Posture is the Mind, Body, Spirit connection that we can access daily
Updated: Sep 23
(We would like to give Meredith Clemons a huge THANK YOU for her time and emotional vulnerability in writing this post. When Shanna first asked for her to write this piece, we could have never imagined such a beautiful and raw article. We have included links on how you can find & contact Meredith at the bottom of the post.)
“Are you a swimmer?” I heard a customer call out as I stacked piles of carrots for sale at a farmer’s market. It was the middle of July. Hot in the shade, sweaty, sticky, humid by 9am. Tank tops only. It was that kind of summer day. “It’s just those shoulders…” she said.
I’m not a swimmer, except for a couple of seasons in middle school, but based on the number of strangers who have asked over the years, maybe I missed my calling. Instead of a swimsuit, I chose a leotard. Instead of swimming, dance. Bizarrely similar uniforms, but completely different standards for the ideal body. Where in swimming my broad shoulders would have been an asset, in dance they became an over-sized burden. Breadth was never the goal of a ballerina.
My "Problem" Area
And so it goes that my broad shoulders have always been my “thing” – the problem section of my body. Unfortunately, many of us have one. Some story we’ve been told about what is and isn’t normal for a human body.
I always thought I was pretty successful at hiding that shoulder shame. I set out to make them appear smaller by changing my posture. With my shoulders sloped forward, my chest slightly collapsed in, I reasoned that they would appear narrower, less broad, less embarrassing. I was sure that appearing smaller would make me feel better and more confident. I figured I could just trick all of the people around me, they’d have no idea, and I would magically stop feeling insecure.
Posture as a Physical Representation of Your Emotional Being
I never put much thought into how that posture made me feel in the world. Frankly, it was not very comfortable, but over time it became my normal. I had ever-cycling upper back pain, lower back pain, mid-back pain, neck pain. Pick a spot, it at some point was uncomfortable. I never connected why I was uncomfortable, and I never paid attention to the feelings about my body that my slumping posture brought up. I thought I appeared fairly comfortable in my skin, but seeing candid pictures was always a shock. Instead of looking less broad and confident about it, I looked incredibly insecure. Despite my best efforts, I looked ashamed.
Of course, I wasn’t conscious of all of these feelings in real time. I was just continuing to slump forward, telling myself I was fairly confident and didn’t have negative body image despite all of the evidence. Clarity came during my 200 hour LYT yoga teacher training with Lara Heimann. A huge part of our coursework involved posture analyses, driven by the reality that the way we move through the world directs the way we move on the mat. We trainees watched each other practically grow taller overnight as we each found the optimal setting for our skeletons and discovered the strength that standing tall truly requires.

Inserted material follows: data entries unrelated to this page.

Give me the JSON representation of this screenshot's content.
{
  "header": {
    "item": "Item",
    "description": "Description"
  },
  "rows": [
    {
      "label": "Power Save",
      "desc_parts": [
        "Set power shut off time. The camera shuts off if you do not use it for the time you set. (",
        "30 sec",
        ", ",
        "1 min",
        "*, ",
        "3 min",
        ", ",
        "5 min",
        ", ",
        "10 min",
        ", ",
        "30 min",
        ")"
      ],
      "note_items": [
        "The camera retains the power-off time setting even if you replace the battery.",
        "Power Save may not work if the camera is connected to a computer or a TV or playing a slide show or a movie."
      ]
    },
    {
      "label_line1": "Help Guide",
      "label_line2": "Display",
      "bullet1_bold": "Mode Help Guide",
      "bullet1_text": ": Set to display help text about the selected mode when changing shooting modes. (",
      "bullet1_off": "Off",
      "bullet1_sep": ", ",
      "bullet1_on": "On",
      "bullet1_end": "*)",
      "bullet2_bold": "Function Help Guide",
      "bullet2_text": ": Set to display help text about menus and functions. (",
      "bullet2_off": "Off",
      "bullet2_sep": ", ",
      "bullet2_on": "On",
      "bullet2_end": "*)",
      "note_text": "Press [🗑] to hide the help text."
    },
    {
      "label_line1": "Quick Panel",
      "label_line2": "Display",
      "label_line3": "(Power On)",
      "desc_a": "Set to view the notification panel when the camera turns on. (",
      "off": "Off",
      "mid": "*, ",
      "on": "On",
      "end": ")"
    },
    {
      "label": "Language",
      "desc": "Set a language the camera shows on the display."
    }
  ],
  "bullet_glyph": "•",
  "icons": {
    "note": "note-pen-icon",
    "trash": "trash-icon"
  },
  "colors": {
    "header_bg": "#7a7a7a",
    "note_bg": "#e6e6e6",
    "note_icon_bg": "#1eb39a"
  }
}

Improve Your Posture, Change Your Internal Narrative
My postural work during training was certainly physical, but every physical realization was met by an emotional one. Moving on the mat, trying new ways to stand tall, years and years of shrinking began to unravel. When your body no longer remembers how to stand tall, it takes mental and emotional grit to invite yourself to come out of hiding. The work comes in dismantling the body narratives you’ve told yourself a thousand times. The work comes in writing new stories that embrace all that you are. The truth is, moving through the world in partnership with our physical vessels sometimes is more about courage than about physical strength. The more courage I practiced, the better I felt about who I am in body and in spirit. Walking out of the studio by week three, I held my shoulders back and broad, my chest open, and my heart forward.
Standing Taller with Courage and an Open Heart
In the time since our training, my postural practice has continued. Old habits die hard, and posture is no exception. Some days I find myself lightly slumping, shrinking slightly back from upright, but for the most part, I stand taller. Gone is the traveling back pain, and gone is the shoulder shame, both replaced by a calm comfort in my skin. I’ve realized in learning to stand taller, that posture is the mind, body, spirit connection that we can access every single day. It is not just a physical habit but a means of redefining how we want to move through the world. Every day, I face an opportunity to courageously rise and carry on with an open heart.
Want to connect with Meredith? Or learn more about LYT Yoga?
Where you can find Meredith Clemons:
Check out our episode on LYT Yoga with Lara Heimann: Episode 4: Get LYT Up by Yoga